*** Block opens ***

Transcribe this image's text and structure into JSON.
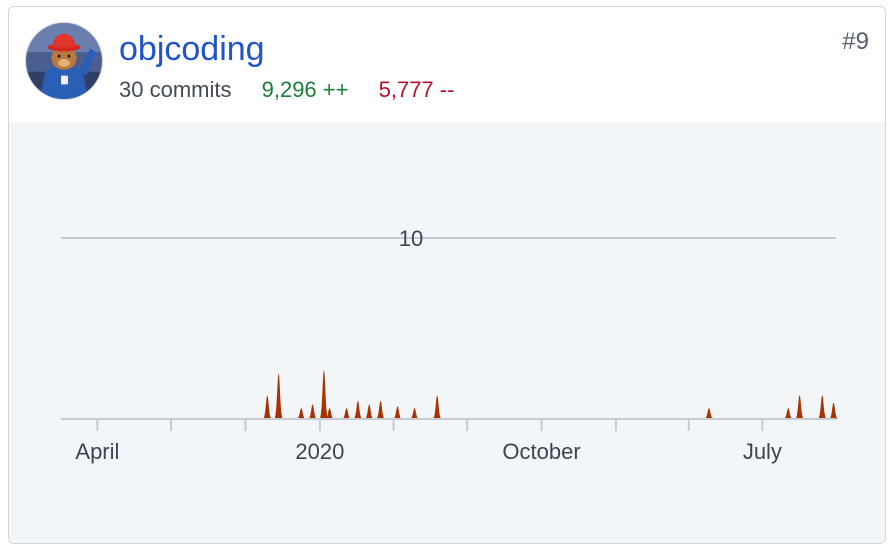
{
  "contributor": {
    "username": "objcoding",
    "rank": "#9",
    "commits": "30 commits",
    "additions": "9,296 ++",
    "deletions": "5,777 --",
    "avatar_icon": "bear-avatar-icon"
  },
  "colors": {
    "link": "#1f55c9",
    "additions": "#1a7f37",
    "deletions": "#b3132e",
    "area_fill": "#a83200",
    "grid": "#c5cbd3",
    "chart_bg": "#f3f6f9"
  },
  "chart_data": {
    "type": "area",
    "title": "",
    "ylabel": "",
    "xlabel": "",
    "ylim": [
      0,
      15
    ],
    "y_ticks": [
      10
    ],
    "x_tick_labels": [
      "April",
      "2020",
      "October",
      "July"
    ],
    "x_domain": [
      "2019-02-15",
      "2021-09-30"
    ],
    "x_label_dates": [
      "2019-04-01",
      "2020-01-01",
      "2020-10-01",
      "2021-07-01"
    ],
    "series": [
      {
        "points": [
          {
            "date": "2019-10-28",
            "value": 1.3
          },
          {
            "date": "2019-11-11",
            "value": 2.5
          },
          {
            "date": "2019-12-09",
            "value": 0.6
          },
          {
            "date": "2019-12-23",
            "value": 0.8
          },
          {
            "date": "2020-01-06",
            "value": 2.7
          },
          {
            "date": "2020-01-13",
            "value": 0.6
          },
          {
            "date": "2020-02-03",
            "value": 0.6
          },
          {
            "date": "2020-02-17",
            "value": 1.0
          },
          {
            "date": "2020-03-02",
            "value": 0.8
          },
          {
            "date": "2020-03-16",
            "value": 1.0
          },
          {
            "date": "2020-04-06",
            "value": 0.7
          },
          {
            "date": "2020-04-27",
            "value": 0.6
          },
          {
            "date": "2020-05-25",
            "value": 1.3
          },
          {
            "date": "2021-04-26",
            "value": 0.6
          },
          {
            "date": "2021-08-02",
            "value": 0.6
          },
          {
            "date": "2021-08-16",
            "value": 1.3
          },
          {
            "date": "2021-09-13",
            "value": 1.3
          },
          {
            "date": "2021-09-27",
            "value": 0.9
          }
        ]
      }
    ]
  }
}
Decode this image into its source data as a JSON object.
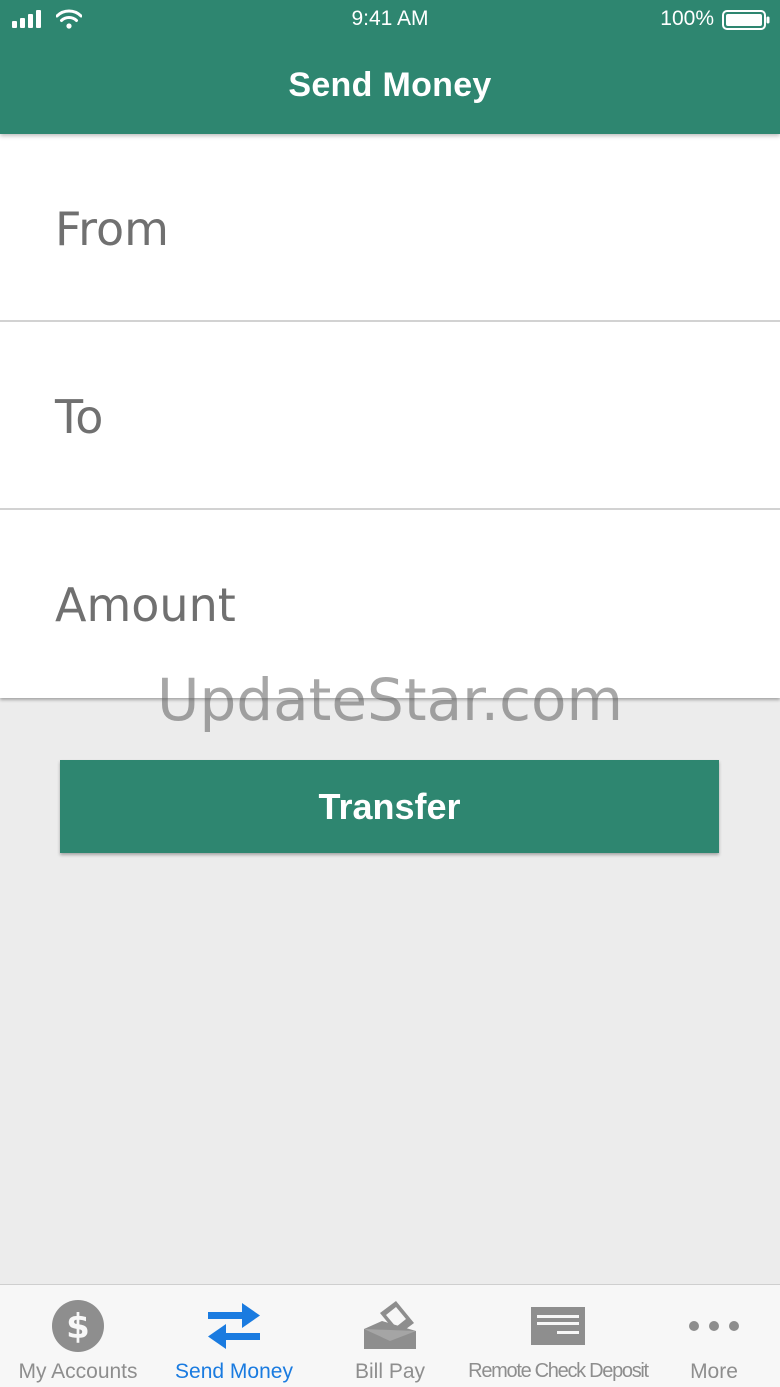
{
  "status_bar": {
    "time": "9:41 AM",
    "battery": "100%"
  },
  "header": {
    "title": "Send Money"
  },
  "form": {
    "from_label": "From",
    "to_label": "To",
    "amount_label": "Amount"
  },
  "watermark": "UpdateStar.com",
  "transfer_button": "Transfer",
  "tab_bar": {
    "items": [
      {
        "label": "My Accounts",
        "icon": "dollar-circle-icon",
        "active": false
      },
      {
        "label": "Send Money",
        "icon": "transfer-arrows-icon",
        "active": true
      },
      {
        "label": "Bill Pay",
        "icon": "bill-pay-icon",
        "active": false
      },
      {
        "label": "Remote Check Deposit",
        "icon": "check-icon",
        "active": false
      },
      {
        "label": "More",
        "icon": "more-dots-icon",
        "active": false
      }
    ]
  },
  "colors": {
    "brand": "#2e8670",
    "active_tab": "#1a7be0",
    "inactive_tab": "#8e8e8e",
    "background": "#ececec"
  }
}
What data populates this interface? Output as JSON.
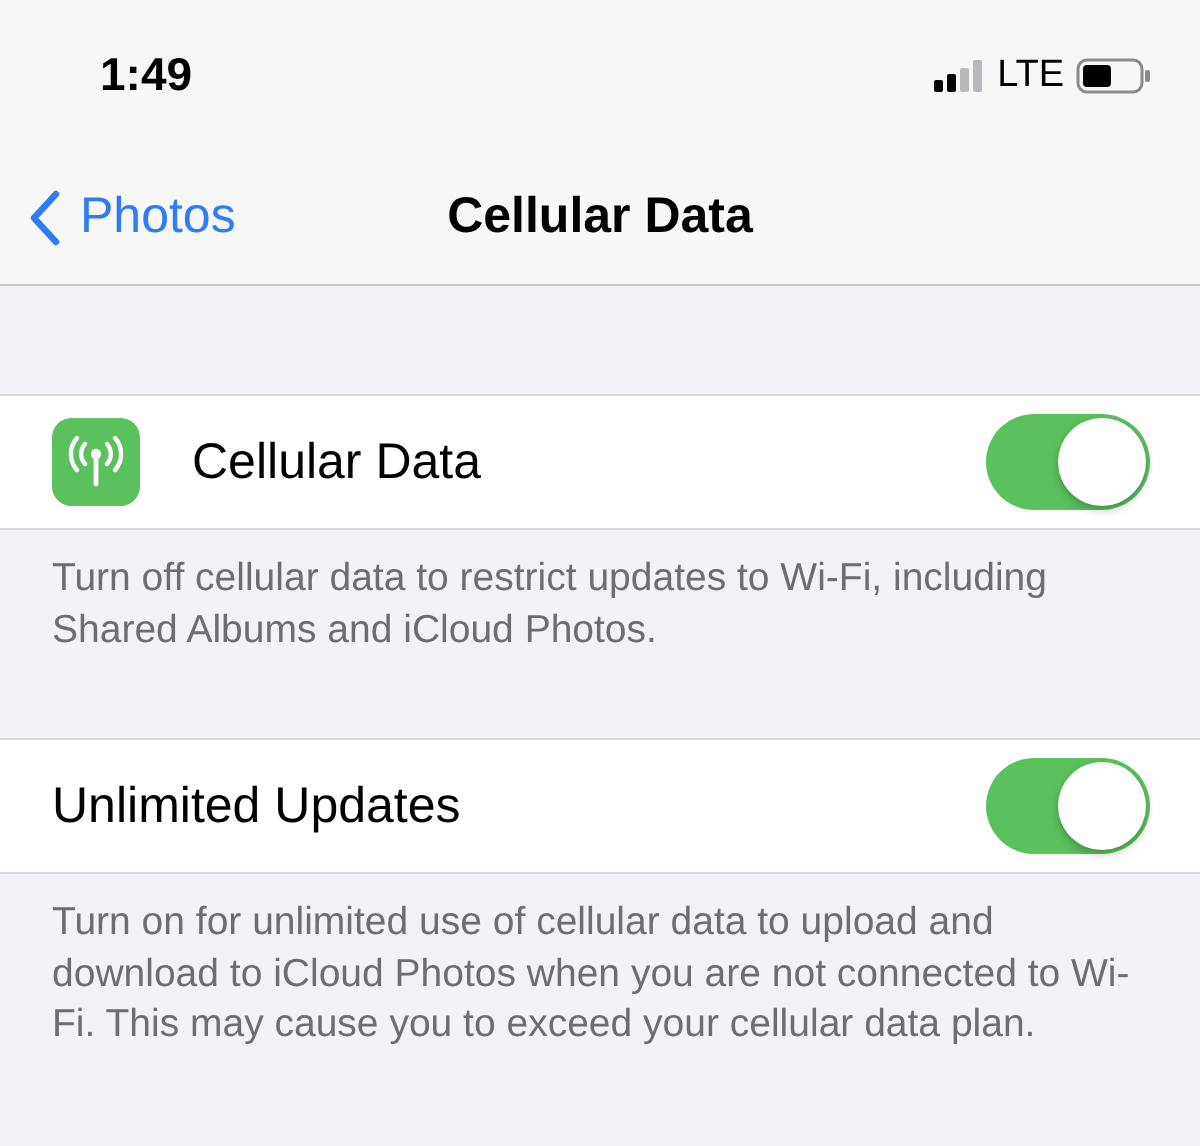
{
  "status_bar": {
    "time": "1:49",
    "network": "LTE"
  },
  "nav_bar": {
    "back": "Photos",
    "title": "Cellular Data"
  },
  "sections": [
    {
      "kind": "icon-toggle",
      "label": "Cellular Data",
      "on": true,
      "footer": "Turn off cellular data to restrict updates to Wi-Fi, including Shared Albums and iCloud Photos."
    },
    {
      "kind": "toggle",
      "label": "Unlimited Updates",
      "on": true,
      "footer": "Turn on for unlimited use of cellular data to upload and download to iCloud Photos when you are not connected to Wi-Fi. This may cause you to exceed your cellular data plan."
    }
  ]
}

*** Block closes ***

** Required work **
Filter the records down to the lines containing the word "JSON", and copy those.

** Response **
Transcribe this image's text and structure into JSON.
Decode this image into its source data as a JSON object.
What data populates this interface? Output as JSON.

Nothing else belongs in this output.